What you have to do
Which lines in the records below include the word "label"? Report each of them in full.

(Website and app data records)
______

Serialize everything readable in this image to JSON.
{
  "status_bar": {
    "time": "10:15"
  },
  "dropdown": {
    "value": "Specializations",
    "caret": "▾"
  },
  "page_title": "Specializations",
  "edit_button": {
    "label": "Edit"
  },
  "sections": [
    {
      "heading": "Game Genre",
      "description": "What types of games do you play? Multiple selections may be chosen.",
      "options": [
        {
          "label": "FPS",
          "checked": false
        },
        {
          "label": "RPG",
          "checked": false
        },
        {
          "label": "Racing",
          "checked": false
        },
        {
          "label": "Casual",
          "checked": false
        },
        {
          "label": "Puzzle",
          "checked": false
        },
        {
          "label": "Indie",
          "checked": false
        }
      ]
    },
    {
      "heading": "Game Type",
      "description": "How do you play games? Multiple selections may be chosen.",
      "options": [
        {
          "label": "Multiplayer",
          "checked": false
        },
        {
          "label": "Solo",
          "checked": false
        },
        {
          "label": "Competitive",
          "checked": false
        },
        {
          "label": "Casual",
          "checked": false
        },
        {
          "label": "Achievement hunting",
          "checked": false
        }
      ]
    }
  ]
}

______

Response to this task
    "label": "Edit"
          "label": "FPS",
          "label": "RPG",
          "label": "Racing",
          "label": "Casual",
          "label": "Puzzle",
          "label": "Indie",
          "label": "Multiplayer",
          "label": "Solo",
          "label": "Competitive",
          "label": "Casual",
          "label": "Achievement hunting",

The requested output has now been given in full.